# Free expansion of a gas

Consider a rigid container which is thermally insulated. It is divided into two compartments separated by a valve which is initially closed. One compartment of volume $V_1$ contains a gas, the other compartment is empty. The initial temperature of the system is $T_1$. The valve is now opened and the gas is free to expand so as to fill entire container of volume $V_2$. What is the temperature of the gas after the final equilibrium state is reached?

The free expansion is adiabatic because container is thermally insulated i.e., $\Delta Q=0$. Also, the system does no work in the process because other compartment is empty i.e., $W=0$. Thus, by first law of thermodynamics, the internal energy of the system remains constant i.e., $\Delta U=0$.

\begin{align}
U(V_1,T_1)=U(V_2,T_2)
\end{align}

The internal energy of an ideal gas depends on temperature alone.
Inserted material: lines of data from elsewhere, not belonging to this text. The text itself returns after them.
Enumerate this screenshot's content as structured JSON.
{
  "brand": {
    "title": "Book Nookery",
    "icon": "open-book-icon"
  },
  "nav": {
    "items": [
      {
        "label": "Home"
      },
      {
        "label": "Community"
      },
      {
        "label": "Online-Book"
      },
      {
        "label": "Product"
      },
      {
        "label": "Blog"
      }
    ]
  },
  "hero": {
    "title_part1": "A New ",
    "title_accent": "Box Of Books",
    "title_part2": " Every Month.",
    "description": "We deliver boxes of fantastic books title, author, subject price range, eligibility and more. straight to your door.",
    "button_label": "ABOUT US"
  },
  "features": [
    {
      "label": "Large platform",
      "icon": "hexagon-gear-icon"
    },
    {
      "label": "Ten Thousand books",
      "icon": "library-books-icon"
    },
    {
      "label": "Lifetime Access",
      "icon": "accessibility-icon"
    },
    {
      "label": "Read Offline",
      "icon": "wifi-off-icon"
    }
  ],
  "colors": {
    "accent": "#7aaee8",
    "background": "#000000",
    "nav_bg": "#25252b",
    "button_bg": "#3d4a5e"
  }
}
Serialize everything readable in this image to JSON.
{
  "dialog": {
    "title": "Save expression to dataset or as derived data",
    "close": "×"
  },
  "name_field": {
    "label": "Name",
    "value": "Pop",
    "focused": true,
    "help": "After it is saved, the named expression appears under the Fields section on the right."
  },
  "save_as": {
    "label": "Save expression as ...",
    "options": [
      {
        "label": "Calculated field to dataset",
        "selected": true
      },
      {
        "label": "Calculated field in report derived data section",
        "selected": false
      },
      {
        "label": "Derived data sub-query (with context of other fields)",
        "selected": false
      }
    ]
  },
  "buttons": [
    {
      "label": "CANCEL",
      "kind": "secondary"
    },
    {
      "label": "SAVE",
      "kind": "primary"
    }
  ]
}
Thus, temperature of an ideal gas does not change in free expansion.

The temperature of real gases usually decrease in free expansion. $U\text{-}T$ curve (at constant volume) or $V\text{-}T$ curve (at constant $U$) are used to determine decrease in temperature.

## Problem

Consider free expansion of a van der Waals gas. Prove that
\begin{align}
T_2-T_1=-\frac{a}{C_v}\left(\frac{1}{V_1}-\frac{1}{V_2}\right)
\end{align}

## Related

- Joule Thomson effect